Separately, the finance commission for the French senate was expected to hear a testimony on Wednesday from Christian Noyer, the governor of the Bank of France, and Michel Prada, who heads the French financial regulatory agency, on the Societe Generale case.
He said in transcripts of interviews with police that his activities could not have gone undetected by Societe Generale.
A lawyer representing the bank questioned Kerviel's account and his credibility and insisted the trader had acted alone.
Societe Generale said it had set up a special committee of independent directors to ensure that the causes and impact of the losses were fully identified.
Under heavy political pressure to sack Bouton, the 15-strong board has now twice backed the CEO, who offered to resign as soon as the bank uncovered risky positions, which it disclosed last Thursday.
Politicians, including Nicolas Sarkozy, the French president, have called for sweeping changes in the wake of scandal.
Support for Bouton ebbed back and forth on Tuesday when France's finance minister first appeared to call for him to quit, then changed her mind.

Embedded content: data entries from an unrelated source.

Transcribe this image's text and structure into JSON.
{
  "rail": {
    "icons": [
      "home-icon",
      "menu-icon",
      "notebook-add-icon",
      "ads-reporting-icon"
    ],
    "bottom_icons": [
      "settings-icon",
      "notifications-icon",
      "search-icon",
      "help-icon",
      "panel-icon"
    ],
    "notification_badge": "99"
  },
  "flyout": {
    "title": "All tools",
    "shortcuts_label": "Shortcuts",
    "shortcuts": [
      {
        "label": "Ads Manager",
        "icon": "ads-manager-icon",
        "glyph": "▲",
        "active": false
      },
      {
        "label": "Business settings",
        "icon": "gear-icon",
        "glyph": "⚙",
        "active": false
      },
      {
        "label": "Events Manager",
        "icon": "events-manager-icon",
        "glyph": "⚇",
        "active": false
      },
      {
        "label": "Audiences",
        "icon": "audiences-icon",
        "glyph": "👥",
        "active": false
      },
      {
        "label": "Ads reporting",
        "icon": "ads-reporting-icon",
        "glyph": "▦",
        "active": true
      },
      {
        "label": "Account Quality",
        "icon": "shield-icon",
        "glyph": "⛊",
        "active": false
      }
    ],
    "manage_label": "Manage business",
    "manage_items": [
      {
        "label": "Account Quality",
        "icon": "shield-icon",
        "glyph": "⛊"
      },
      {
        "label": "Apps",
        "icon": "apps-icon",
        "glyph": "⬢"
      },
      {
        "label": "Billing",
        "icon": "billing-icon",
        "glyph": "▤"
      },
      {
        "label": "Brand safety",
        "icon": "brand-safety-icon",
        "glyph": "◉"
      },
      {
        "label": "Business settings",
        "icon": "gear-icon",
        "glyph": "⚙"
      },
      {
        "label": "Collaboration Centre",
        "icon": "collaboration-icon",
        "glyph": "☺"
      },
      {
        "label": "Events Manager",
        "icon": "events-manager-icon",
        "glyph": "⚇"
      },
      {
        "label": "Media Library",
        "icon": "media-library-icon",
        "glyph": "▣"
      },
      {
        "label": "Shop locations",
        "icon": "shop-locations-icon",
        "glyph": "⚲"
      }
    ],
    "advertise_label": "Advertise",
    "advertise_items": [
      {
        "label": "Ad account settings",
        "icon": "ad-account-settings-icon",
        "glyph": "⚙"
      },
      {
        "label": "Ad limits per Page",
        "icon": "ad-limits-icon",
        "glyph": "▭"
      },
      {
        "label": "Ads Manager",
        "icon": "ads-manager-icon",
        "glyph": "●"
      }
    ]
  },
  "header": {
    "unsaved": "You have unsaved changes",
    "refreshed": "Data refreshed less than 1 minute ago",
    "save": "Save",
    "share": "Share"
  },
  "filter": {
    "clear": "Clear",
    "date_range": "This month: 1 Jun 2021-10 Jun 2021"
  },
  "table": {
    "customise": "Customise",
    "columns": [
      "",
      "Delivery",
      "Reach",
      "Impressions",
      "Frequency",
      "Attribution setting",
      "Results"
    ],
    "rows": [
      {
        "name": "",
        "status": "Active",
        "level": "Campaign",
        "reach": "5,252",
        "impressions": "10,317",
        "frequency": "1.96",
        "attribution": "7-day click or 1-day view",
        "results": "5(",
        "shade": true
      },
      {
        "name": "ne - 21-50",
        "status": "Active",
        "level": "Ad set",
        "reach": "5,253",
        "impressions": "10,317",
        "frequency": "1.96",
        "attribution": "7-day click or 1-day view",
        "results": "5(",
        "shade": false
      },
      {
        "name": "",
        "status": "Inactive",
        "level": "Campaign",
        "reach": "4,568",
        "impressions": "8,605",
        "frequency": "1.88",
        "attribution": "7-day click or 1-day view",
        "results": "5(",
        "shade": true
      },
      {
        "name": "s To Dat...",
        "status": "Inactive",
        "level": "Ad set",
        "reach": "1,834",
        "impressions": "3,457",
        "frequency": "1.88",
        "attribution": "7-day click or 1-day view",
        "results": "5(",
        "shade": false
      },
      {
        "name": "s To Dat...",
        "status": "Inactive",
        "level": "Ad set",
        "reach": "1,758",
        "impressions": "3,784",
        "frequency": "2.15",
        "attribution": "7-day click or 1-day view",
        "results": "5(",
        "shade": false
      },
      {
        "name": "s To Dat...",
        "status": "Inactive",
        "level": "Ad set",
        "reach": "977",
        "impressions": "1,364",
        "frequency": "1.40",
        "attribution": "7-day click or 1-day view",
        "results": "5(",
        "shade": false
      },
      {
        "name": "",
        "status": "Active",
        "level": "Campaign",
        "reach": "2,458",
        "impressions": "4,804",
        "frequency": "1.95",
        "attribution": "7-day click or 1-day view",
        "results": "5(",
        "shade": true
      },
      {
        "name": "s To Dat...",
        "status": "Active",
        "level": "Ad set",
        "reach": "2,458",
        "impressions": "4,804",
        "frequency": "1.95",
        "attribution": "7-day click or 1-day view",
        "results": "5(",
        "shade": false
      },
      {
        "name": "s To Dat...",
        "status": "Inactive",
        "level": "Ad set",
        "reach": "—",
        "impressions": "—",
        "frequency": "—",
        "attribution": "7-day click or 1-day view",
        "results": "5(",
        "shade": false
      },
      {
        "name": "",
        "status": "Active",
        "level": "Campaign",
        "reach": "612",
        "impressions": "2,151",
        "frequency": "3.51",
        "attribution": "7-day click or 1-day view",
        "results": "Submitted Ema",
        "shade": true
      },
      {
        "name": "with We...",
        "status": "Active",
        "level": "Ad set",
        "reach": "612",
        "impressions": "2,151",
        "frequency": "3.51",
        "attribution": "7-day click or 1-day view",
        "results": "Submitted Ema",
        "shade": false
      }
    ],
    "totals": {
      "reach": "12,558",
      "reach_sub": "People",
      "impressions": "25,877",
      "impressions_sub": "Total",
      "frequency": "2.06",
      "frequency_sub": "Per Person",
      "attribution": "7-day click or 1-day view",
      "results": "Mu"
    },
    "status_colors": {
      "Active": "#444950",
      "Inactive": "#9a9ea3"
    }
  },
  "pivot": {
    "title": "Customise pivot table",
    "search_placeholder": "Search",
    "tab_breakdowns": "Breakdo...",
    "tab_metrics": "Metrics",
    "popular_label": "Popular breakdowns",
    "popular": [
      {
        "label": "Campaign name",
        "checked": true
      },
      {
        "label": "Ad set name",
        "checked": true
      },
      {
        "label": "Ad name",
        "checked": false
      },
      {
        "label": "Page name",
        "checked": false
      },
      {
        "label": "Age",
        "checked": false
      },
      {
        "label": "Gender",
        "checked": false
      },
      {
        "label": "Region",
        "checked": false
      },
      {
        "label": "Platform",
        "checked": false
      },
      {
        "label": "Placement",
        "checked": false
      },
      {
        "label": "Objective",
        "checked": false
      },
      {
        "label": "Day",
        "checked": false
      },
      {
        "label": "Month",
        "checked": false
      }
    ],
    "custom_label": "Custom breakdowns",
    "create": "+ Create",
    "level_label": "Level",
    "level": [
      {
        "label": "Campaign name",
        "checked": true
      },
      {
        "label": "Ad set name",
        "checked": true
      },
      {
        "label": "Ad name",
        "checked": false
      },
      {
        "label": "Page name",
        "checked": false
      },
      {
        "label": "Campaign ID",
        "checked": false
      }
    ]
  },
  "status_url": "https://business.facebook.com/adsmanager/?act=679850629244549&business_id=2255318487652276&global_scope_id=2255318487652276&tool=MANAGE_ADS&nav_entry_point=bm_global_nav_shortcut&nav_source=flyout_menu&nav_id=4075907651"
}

Bouton, author of a blueprint on how to run a French company, has pledged that Societe Generale will bounce back from its humiliation over illicit bets worth $70bn placed by Kerviel.
Societe Generale shares rose 10.4 per cent on Tuesday, spurred on by rumours that France's biggest listed bank, BNP Paribas, might launch a bid for the weakened bank.
On Wednesday, the shares edged up another 0.9 per cent to 79.14 euros.
Patrick Ollier, chairman of the French national assembly's finance commission, said: "He [Bouton] must go, I think, but not during this difficult period which will last several weeks."
|Kerviel said to police that his activities could |
not have gone undetected by SocGen [AFP]
However, Philippe Pruvost, an employee representing staff interests on Societe Generale's board, said he would back Bouton to remain in charge.
"When the boat is rocking, you don't throw the captain overboard," he said.
What employees feared most was a takeover bid and a "loss of the bank's identity", he said.
Bouton repelled one BNP bid in 1999.
BNP declined to comment on the bid speculation but brought forward a partial announcement of 2007 results, showing a lower but still solid 1bn euro profit for the fourth quarter.
One scenario widely floated by bank analysts is a break-up of Societe Generale with its retail branches going to BNP and its investment banking arm to French bank Credit Agricole.
That could trigger a spat with unions who helped Societe Generale's management repel BNP's 1999 takeover approach. As a result, fears have risen that some of Societe Generale's 120,000 staff could lose their jobs.
The government has warned off foreign or hostile predators, meaning any tie-up must be all-French and approved by both banks.
Societe Generale has been forced to launch a capital increase to raise 5.5 bn euros to cover the losses, as well as a 2.1 bn euro writedown resulting from the subprime crisis.